THE TASK: Your answer should be every line below that includes the word "heading".

*** DATA FOR ANALYSIS ***

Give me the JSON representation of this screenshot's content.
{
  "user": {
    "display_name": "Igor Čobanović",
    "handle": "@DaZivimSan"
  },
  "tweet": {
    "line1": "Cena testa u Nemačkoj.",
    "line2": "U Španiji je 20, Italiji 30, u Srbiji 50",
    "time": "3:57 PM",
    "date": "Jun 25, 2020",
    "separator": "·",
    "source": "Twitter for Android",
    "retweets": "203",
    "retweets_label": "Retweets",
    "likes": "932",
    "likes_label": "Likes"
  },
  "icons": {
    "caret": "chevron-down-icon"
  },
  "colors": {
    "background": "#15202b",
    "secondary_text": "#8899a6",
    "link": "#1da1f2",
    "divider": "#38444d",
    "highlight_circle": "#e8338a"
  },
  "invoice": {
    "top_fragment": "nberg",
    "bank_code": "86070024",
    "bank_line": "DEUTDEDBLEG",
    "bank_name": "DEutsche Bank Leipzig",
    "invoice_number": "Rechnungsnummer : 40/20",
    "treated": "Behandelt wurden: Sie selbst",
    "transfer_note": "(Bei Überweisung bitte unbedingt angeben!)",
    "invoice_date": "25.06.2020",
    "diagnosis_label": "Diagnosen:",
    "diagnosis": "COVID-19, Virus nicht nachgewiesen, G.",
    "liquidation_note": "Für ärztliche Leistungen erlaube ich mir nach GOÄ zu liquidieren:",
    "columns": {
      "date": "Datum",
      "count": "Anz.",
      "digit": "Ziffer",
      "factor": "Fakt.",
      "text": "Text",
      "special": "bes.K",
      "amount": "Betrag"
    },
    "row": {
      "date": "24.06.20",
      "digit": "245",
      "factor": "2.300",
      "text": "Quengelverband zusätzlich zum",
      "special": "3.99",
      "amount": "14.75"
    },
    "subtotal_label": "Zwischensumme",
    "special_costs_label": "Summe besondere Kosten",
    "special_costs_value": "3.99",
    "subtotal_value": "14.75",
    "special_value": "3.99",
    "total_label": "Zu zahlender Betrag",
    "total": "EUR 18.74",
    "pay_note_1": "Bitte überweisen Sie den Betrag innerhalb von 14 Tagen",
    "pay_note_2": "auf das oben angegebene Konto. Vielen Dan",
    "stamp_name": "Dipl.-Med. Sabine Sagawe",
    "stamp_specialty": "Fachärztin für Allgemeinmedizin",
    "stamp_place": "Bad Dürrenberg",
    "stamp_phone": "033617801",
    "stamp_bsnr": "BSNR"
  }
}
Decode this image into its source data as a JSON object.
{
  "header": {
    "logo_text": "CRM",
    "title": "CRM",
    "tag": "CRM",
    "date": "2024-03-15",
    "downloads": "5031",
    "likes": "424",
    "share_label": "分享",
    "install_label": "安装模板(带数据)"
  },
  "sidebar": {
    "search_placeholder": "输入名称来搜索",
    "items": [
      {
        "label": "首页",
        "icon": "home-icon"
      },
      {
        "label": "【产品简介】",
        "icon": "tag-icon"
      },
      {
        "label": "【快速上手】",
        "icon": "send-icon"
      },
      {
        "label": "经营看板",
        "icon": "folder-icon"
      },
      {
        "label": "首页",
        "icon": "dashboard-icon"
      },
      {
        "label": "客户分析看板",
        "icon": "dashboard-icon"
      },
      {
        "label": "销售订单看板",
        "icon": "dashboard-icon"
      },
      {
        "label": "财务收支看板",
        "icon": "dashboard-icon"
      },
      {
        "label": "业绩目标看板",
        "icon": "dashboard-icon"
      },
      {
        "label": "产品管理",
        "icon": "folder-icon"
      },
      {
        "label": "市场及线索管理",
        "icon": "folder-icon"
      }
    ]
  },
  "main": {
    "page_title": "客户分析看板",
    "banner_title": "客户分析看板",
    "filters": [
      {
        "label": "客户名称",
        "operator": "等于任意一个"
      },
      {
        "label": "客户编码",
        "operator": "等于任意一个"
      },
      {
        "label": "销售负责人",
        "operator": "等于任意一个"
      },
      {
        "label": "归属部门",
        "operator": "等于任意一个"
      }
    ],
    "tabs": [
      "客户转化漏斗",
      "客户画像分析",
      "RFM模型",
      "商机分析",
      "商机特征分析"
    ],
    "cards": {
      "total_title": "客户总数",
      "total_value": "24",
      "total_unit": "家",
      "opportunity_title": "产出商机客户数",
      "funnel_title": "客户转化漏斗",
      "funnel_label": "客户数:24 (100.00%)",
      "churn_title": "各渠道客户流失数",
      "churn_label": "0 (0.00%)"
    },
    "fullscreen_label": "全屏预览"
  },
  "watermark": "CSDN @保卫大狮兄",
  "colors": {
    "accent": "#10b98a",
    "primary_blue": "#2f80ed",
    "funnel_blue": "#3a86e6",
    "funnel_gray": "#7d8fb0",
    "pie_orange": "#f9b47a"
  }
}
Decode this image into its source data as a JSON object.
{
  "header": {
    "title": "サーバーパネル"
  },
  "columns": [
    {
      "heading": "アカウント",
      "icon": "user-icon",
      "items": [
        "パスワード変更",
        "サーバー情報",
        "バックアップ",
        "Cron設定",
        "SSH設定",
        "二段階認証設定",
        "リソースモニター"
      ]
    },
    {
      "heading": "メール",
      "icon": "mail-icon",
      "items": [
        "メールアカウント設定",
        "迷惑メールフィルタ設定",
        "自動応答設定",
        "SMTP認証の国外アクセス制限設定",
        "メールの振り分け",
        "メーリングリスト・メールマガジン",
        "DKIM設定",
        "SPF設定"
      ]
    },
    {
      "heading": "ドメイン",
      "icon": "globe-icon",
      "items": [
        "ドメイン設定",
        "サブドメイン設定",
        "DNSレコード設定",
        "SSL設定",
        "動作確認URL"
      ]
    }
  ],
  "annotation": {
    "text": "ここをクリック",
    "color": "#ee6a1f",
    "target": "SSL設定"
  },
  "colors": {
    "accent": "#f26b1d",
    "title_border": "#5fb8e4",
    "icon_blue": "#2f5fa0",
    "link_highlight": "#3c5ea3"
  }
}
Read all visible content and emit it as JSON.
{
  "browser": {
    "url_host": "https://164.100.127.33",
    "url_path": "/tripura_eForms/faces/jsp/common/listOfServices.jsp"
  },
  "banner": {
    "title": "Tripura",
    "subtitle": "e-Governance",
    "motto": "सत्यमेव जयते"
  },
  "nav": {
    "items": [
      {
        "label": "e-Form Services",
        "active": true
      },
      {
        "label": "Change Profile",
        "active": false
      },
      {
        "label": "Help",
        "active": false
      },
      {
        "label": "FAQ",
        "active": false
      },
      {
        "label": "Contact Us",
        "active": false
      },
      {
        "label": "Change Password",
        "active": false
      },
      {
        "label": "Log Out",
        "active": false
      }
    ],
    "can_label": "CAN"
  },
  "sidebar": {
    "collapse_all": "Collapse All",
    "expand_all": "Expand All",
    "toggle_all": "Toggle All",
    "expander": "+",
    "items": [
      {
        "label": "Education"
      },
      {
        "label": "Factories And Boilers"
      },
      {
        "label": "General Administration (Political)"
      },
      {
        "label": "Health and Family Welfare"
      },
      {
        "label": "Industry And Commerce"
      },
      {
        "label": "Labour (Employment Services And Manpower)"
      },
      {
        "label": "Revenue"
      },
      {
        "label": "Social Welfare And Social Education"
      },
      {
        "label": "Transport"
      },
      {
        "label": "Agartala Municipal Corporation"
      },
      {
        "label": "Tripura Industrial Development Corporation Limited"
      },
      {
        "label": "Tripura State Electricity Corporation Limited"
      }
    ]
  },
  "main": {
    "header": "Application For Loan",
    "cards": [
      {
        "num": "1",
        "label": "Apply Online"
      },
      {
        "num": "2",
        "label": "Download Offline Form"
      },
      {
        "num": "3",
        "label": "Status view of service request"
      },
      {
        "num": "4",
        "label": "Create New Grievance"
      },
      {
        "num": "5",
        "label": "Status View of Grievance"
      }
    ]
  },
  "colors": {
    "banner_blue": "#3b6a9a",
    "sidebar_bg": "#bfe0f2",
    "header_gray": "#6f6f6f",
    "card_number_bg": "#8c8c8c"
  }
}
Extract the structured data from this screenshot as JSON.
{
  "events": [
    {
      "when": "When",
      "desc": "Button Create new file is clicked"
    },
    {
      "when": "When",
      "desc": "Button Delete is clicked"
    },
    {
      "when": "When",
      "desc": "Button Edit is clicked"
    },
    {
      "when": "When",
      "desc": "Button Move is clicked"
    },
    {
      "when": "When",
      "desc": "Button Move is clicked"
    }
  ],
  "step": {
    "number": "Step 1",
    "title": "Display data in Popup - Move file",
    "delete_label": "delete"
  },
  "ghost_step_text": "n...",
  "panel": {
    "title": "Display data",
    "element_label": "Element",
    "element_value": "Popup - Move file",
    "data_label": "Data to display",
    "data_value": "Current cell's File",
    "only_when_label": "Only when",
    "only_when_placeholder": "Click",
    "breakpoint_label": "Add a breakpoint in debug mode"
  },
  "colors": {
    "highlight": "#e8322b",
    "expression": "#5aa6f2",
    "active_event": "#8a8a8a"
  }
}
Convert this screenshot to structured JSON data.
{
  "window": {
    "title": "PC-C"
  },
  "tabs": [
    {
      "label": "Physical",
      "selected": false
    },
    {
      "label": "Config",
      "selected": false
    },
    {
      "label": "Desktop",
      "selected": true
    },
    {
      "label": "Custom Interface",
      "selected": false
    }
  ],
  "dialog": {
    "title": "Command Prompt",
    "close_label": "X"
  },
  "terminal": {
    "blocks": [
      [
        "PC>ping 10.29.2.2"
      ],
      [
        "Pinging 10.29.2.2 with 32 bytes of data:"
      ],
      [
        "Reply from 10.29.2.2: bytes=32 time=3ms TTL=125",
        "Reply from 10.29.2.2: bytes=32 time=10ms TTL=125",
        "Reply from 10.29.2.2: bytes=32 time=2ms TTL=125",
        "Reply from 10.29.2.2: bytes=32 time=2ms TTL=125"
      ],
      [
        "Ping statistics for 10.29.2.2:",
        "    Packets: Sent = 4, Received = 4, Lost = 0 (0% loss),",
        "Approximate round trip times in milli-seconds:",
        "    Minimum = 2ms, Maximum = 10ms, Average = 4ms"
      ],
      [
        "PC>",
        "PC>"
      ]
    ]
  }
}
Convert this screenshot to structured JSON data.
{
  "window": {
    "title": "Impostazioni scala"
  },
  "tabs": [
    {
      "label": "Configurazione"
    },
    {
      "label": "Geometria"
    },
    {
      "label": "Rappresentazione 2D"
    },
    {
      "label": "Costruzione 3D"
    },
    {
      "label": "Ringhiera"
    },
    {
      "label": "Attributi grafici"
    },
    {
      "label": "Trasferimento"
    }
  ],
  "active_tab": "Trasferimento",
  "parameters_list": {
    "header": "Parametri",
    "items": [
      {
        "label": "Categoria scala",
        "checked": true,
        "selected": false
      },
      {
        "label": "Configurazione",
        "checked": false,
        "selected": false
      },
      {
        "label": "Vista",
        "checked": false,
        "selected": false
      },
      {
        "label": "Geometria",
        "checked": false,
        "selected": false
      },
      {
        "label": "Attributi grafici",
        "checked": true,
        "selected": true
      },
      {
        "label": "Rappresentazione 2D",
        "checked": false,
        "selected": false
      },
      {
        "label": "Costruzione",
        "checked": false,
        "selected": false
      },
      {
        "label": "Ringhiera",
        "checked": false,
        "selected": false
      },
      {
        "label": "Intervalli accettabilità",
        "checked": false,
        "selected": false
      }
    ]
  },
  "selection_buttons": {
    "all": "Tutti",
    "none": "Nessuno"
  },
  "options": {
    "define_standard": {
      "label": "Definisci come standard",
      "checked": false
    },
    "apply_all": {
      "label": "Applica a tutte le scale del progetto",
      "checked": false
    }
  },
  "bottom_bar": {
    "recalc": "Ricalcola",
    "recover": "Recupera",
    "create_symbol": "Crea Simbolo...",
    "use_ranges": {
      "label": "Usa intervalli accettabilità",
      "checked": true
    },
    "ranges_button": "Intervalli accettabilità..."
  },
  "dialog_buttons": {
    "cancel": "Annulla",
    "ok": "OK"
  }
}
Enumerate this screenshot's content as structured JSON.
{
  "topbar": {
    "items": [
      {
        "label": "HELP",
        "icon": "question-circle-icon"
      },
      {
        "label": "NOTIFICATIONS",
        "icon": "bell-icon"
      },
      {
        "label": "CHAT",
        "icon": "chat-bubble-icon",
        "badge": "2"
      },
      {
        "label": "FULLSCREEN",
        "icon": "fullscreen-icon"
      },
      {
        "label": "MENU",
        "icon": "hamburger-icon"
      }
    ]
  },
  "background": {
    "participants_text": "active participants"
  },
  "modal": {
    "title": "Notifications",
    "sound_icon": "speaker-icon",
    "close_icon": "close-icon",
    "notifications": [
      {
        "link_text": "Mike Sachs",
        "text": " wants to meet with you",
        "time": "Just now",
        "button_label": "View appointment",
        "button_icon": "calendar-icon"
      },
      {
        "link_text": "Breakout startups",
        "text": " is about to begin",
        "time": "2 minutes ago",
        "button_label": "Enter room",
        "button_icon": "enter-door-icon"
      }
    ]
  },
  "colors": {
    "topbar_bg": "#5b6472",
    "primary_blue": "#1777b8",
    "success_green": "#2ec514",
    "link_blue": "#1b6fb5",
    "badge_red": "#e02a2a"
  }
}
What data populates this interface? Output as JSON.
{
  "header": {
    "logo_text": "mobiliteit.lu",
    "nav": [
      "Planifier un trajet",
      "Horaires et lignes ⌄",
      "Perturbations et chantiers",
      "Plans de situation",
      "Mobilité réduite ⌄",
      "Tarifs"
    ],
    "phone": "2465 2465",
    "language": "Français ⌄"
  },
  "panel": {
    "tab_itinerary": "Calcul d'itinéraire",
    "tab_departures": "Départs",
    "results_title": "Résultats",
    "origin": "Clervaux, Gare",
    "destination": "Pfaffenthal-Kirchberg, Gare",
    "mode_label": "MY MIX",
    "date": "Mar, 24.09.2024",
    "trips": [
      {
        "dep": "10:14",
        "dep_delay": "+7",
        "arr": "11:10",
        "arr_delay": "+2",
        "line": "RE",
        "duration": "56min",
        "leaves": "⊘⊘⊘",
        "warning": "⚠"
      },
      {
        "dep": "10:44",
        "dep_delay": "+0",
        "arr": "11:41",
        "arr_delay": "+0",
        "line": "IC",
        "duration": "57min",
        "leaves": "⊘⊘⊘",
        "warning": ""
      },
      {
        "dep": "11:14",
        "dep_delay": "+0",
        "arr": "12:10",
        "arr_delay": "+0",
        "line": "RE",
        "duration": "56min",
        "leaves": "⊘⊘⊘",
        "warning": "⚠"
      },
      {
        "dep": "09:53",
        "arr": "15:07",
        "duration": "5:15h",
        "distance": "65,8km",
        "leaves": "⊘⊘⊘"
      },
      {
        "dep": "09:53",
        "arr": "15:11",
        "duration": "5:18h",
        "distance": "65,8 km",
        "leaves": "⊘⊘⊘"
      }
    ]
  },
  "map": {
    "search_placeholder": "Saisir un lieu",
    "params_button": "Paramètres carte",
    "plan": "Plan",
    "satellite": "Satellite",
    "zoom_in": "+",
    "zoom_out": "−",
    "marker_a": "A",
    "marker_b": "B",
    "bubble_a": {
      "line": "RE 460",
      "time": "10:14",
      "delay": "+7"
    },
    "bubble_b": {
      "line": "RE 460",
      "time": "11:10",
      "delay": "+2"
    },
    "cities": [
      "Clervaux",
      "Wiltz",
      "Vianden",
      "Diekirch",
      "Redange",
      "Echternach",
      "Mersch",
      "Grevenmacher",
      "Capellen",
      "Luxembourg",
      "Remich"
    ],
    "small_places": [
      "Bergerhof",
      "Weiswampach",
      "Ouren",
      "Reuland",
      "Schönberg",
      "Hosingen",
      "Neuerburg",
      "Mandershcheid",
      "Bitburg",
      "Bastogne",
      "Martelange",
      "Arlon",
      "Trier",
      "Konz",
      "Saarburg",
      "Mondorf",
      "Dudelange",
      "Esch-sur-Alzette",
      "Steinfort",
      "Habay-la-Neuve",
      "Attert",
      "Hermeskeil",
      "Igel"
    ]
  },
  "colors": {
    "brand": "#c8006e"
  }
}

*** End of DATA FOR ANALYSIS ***

ANSWER TO THIS TASK:
      "heading": "アカウント",
      "heading": "メール",
      "heading": "ドメイン",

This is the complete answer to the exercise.